The first Japanese American jockey, Kokomo Joe burst like a comet on the American horse-racing scene in the summer of 1941. As war with Japan loomed, Yoshio "Kokomo Joe" Kobuki won race after race, stirring passions far beyond merely the envy and antagonism of other jockeys. His is a story of the American dream catapulting headlong into the nightmare of a nation gripped by wartime hysteria and xenophobia. The story that unfolds in Kokomo Joe is at once inspiring, deeply sad, and richly ironic-and remarkably relevant in our own climate of nationalist fervor and racial profiling. Sent to Japan from Washington State after his mother and three siblings died of the Spanish flu, Kobuki continued to nurse his dream of the American good life. Because of his small stature, his ambition steered him to a future as a star jockey. John Christgau narrates Kobuki's rise from lowly stable boy to reigning star at California fairs and in the bush leagues. He describes how, at the height of the jockey's fame, even his flight into the Sonora Desert could not protect him from the government's espionage and sabotage dragnet. And finally he recounts how, after three years of internment, Kokomo Joe tried to reclaim his racing success, only to fall victim to still-rampant racism, a career-ending injury, and cancer.

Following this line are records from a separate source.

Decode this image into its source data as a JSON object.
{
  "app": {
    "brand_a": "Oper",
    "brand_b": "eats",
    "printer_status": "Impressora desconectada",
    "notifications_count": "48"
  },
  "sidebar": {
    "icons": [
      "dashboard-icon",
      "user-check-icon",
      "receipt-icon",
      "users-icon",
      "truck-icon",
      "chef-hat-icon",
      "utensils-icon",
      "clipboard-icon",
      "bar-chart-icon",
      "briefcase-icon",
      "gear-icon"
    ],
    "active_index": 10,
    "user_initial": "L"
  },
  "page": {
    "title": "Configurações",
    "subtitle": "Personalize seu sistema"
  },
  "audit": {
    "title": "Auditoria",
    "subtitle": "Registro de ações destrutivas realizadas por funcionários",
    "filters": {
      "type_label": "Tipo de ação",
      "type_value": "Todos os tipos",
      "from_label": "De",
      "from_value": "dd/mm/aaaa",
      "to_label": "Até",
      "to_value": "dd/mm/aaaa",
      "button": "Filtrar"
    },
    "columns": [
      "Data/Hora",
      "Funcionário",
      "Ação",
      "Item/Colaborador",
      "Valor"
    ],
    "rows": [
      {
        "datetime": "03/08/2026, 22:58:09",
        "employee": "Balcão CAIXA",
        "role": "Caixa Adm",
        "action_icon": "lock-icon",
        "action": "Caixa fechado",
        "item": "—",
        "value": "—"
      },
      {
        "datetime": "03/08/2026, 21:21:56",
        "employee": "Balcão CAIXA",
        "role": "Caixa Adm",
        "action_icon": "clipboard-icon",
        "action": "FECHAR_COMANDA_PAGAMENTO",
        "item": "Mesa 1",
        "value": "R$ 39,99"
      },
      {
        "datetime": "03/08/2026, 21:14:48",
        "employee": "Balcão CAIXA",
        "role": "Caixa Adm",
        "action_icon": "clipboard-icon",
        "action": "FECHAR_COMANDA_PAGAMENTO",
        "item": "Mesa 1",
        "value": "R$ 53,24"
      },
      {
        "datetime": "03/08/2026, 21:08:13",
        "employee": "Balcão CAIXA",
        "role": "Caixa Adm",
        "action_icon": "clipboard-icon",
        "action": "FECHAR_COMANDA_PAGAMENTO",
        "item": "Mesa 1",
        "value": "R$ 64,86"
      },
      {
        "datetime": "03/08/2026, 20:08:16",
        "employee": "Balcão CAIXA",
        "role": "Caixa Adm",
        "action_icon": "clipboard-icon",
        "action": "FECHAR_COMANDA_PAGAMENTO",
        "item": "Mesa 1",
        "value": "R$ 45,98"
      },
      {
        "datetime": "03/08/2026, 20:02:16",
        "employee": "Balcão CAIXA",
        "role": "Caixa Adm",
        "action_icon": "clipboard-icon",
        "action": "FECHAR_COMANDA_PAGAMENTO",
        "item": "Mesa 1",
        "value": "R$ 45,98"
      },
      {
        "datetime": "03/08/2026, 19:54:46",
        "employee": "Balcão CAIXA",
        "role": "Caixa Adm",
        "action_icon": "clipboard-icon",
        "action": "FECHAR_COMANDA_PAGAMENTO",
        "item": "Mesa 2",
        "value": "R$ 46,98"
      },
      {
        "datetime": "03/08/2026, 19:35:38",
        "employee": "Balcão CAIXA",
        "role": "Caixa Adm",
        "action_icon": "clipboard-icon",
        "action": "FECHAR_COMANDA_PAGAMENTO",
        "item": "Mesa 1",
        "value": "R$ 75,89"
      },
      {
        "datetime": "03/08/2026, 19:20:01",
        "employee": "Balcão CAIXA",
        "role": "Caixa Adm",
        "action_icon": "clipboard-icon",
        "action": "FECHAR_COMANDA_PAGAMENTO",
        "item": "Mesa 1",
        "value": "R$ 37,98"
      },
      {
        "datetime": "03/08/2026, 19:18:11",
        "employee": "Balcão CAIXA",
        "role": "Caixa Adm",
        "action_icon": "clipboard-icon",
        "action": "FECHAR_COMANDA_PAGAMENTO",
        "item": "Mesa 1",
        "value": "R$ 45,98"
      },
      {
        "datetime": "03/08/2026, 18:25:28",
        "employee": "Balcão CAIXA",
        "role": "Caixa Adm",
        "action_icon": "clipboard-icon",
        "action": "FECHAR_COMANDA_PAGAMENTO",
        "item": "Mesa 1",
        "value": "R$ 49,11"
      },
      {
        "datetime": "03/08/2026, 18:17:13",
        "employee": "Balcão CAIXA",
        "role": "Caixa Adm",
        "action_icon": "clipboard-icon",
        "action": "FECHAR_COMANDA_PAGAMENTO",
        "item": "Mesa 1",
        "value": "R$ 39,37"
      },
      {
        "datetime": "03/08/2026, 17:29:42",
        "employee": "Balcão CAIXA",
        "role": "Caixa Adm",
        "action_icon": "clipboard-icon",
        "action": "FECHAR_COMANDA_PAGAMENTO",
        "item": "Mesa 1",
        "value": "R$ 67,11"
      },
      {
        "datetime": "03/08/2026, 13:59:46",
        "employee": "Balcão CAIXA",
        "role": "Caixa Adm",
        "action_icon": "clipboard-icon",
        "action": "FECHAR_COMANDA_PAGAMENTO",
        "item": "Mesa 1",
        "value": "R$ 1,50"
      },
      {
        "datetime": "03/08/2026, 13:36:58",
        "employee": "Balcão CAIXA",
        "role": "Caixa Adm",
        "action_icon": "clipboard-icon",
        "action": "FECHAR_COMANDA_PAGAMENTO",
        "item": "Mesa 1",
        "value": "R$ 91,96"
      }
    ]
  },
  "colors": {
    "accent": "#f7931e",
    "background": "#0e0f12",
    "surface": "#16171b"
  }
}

John Christgau, a retired English instructor and lecturer, is the author of many books, including The Gambler and the Bug Boy: 1939 Los Angeles and the Untold Story of a Horse Racing Fix (Nebraska 2007) and Tricksters in the Madhouse: Lakers vs. Globetrotters, 1948, available in a Bison Books edition.
List of Illustrations Acknowledgments 1. The Pocket Baby 2. Kokomo Joe 3. Mister Charley 4. Brilliant Queen 5. The Yankee Doodle Boys 6. Joltin' Joe 7. The Railbird Witch 8. The Oriental Invaders 9. Lumberjacks and Truckers 10. Joe Btfsplk 11. Miserable Saboteurs 12. Nipponese Dynamite 13. Hoover's Lists 14. Fibber McGee 15. The Whiz Kid with the Jive Drive 16. The Canadian Mounties 17. Chester from Gunsmoke 18. Stargazers Sources